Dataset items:
=== Begin Enclosure ===
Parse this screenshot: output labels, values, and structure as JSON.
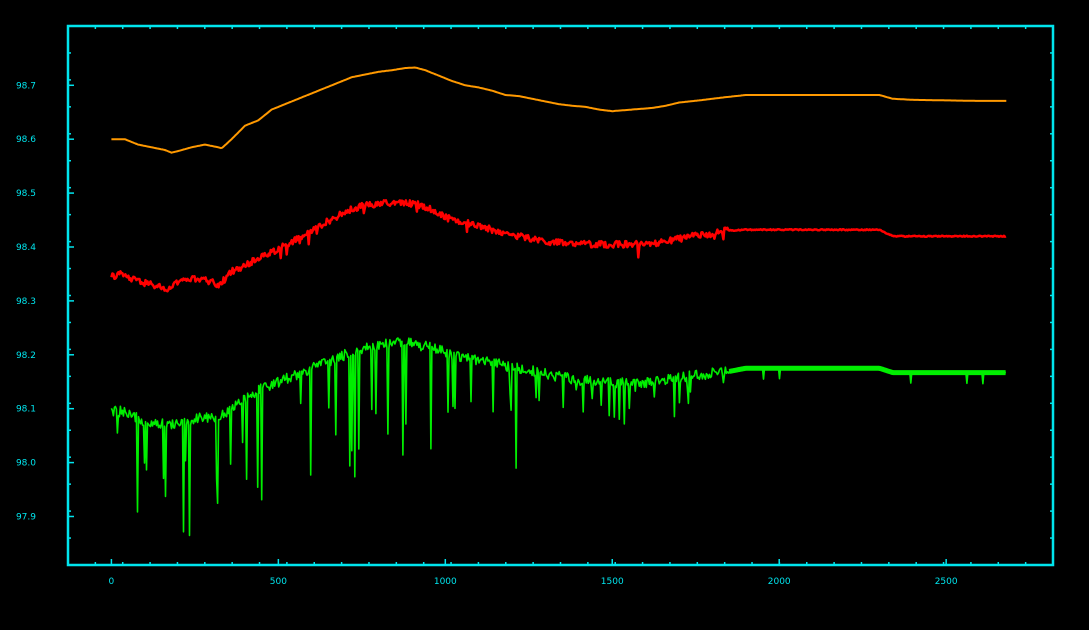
{
  "chart_data": {
    "type": "line",
    "title": "",
    "xlabel": "",
    "ylabel": "",
    "xlim": [
      -130,
      2820
    ],
    "ylim": [
      97.81,
      98.81
    ],
    "x_ticks": [
      0,
      500,
      1000,
      1500,
      2000,
      2500
    ],
    "y_ticks": [
      97.9,
      98.0,
      98.1,
      98.2,
      98.3,
      98.4,
      98.5,
      98.6,
      98.7
    ],
    "x_tick_labels": [
      "0",
      "500",
      "1000",
      "1500",
      "2000",
      "2500"
    ],
    "y_tick_labels": [
      "97.9",
      "98.0",
      "98.1",
      "98.2",
      "98.3",
      "98.4",
      "98.5",
      "98.6",
      "98.7"
    ],
    "grid": false,
    "legend": "none",
    "series": [
      {
        "color": "#ff9900",
        "style": "smooth",
        "x": [
          0,
          40,
          80,
          120,
          160,
          180,
          200,
          240,
          280,
          320,
          330,
          360,
          400,
          440,
          480,
          520,
          560,
          600,
          640,
          680,
          720,
          760,
          800,
          840,
          880,
          910,
          940,
          980,
          1020,
          1060,
          1100,
          1140,
          1180,
          1220,
          1260,
          1300,
          1340,
          1380,
          1420,
          1460,
          1500,
          1560,
          1620,
          1660,
          1700,
          1760,
          1800,
          1840,
          1900,
          2000,
          2100,
          2200,
          2300,
          2340,
          2400,
          2500,
          2600,
          2680
        ],
        "y": [
          98.6,
          98.6,
          98.59,
          98.585,
          98.58,
          98.575,
          98.578,
          98.585,
          98.59,
          98.585,
          98.583,
          98.6,
          98.625,
          98.635,
          98.655,
          98.665,
          98.675,
          98.685,
          98.695,
          98.705,
          98.715,
          98.72,
          98.725,
          98.728,
          98.732,
          98.733,
          98.728,
          98.718,
          98.708,
          98.7,
          98.696,
          98.69,
          98.682,
          98.68,
          98.675,
          98.67,
          98.665,
          98.662,
          98.66,
          98.655,
          98.652,
          98.655,
          98.658,
          98.662,
          98.668,
          98.672,
          98.675,
          98.678,
          98.682,
          98.682,
          98.682,
          98.682,
          98.682,
          98.675,
          98.673,
          98.672,
          98.671,
          98.671
        ]
      },
      {
        "color": "#ff0000",
        "style": "noisy",
        "x": [
          0,
          30,
          60,
          90,
          120,
          150,
          170,
          190,
          210,
          240,
          270,
          300,
          320,
          340,
          360,
          400,
          440,
          480,
          520,
          560,
          600,
          640,
          680,
          720,
          760,
          800,
          840,
          880,
          910,
          940,
          980,
          1020,
          1060,
          1100,
          1140,
          1180,
          1220,
          1260,
          1300,
          1340,
          1380,
          1420,
          1460,
          1500,
          1540,
          1580,
          1620,
          1660,
          1700,
          1740,
          1800,
          1840,
          1900,
          2000,
          2100,
          2200,
          2300,
          2340,
          2400,
          2500,
          2600,
          2680
        ],
        "y": [
          98.345,
          98.35,
          98.34,
          98.335,
          98.33,
          98.325,
          98.32,
          98.33,
          98.34,
          98.34,
          98.34,
          98.335,
          98.33,
          98.34,
          98.355,
          98.365,
          98.38,
          98.39,
          98.405,
          98.415,
          98.43,
          98.445,
          98.458,
          98.47,
          98.478,
          98.48,
          98.482,
          98.482,
          98.48,
          98.475,
          98.462,
          98.452,
          98.445,
          98.44,
          98.432,
          98.425,
          98.42,
          98.415,
          98.41,
          98.408,
          98.405,
          98.405,
          98.405,
          98.405,
          98.405,
          98.405,
          98.405,
          98.41,
          98.415,
          98.42,
          98.425,
          98.43,
          98.432,
          98.432,
          98.432,
          98.432,
          98.432,
          98.42,
          98.42,
          98.42,
          98.42,
          98.42
        ]
      },
      {
        "color": "#00ee00",
        "style": "spiky",
        "x": [
          0,
          30,
          60,
          90,
          120,
          150,
          180,
          210,
          240,
          270,
          300,
          320,
          340,
          360,
          400,
          440,
          480,
          520,
          560,
          600,
          640,
          680,
          720,
          760,
          800,
          840,
          880,
          910,
          940,
          980,
          1020,
          1060,
          1100,
          1140,
          1180,
          1220,
          1260,
          1300,
          1340,
          1380,
          1420,
          1460,
          1500,
          1540,
          1580,
          1620,
          1660,
          1700,
          1740,
          1790,
          1840,
          1900,
          2000,
          2100,
          2200,
          2300,
          2340,
          2400,
          2500,
          2600,
          2680
        ],
        "y": [
          98.095,
          98.095,
          98.085,
          98.08,
          98.075,
          98.072,
          98.07,
          98.075,
          98.08,
          98.085,
          98.085,
          98.085,
          98.09,
          98.105,
          98.12,
          98.135,
          98.145,
          98.155,
          98.165,
          98.175,
          98.185,
          98.195,
          98.205,
          98.212,
          98.218,
          98.222,
          98.222,
          98.22,
          98.215,
          98.21,
          98.2,
          98.195,
          98.19,
          98.185,
          98.18,
          98.175,
          98.17,
          98.165,
          98.16,
          98.155,
          98.152,
          98.15,
          98.148,
          98.148,
          98.148,
          98.148,
          98.152,
          98.158,
          98.162,
          98.165,
          98.168,
          98.175,
          98.175,
          98.175,
          98.175,
          98.175,
          98.167,
          98.167,
          98.167,
          98.167,
          98.167
        ]
      }
    ]
  },
  "colors": {
    "background": "#000000",
    "frame": "#00e5ee",
    "tick_label": "#00e5ee"
  }
}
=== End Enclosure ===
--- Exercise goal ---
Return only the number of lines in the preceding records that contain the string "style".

--- The completed task ---
3